[Interface dataset entries]
:::::

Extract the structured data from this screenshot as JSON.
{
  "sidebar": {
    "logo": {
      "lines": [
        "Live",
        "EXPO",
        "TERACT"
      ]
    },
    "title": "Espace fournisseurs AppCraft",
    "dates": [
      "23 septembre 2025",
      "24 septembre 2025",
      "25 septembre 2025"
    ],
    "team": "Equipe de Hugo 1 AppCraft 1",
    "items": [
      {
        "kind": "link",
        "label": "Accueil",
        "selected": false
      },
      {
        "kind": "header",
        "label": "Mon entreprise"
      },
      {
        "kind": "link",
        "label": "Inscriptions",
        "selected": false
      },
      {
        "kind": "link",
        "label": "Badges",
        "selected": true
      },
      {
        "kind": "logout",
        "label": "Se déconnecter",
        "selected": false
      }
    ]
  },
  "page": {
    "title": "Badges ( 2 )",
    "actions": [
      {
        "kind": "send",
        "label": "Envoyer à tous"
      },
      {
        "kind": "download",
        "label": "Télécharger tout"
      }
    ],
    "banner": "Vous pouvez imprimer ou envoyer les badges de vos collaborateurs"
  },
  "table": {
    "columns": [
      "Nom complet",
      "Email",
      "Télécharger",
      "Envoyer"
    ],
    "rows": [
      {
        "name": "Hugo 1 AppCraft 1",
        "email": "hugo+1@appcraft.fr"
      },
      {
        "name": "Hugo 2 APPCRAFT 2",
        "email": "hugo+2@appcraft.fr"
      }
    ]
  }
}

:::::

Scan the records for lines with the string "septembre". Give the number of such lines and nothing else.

__Written response__.
3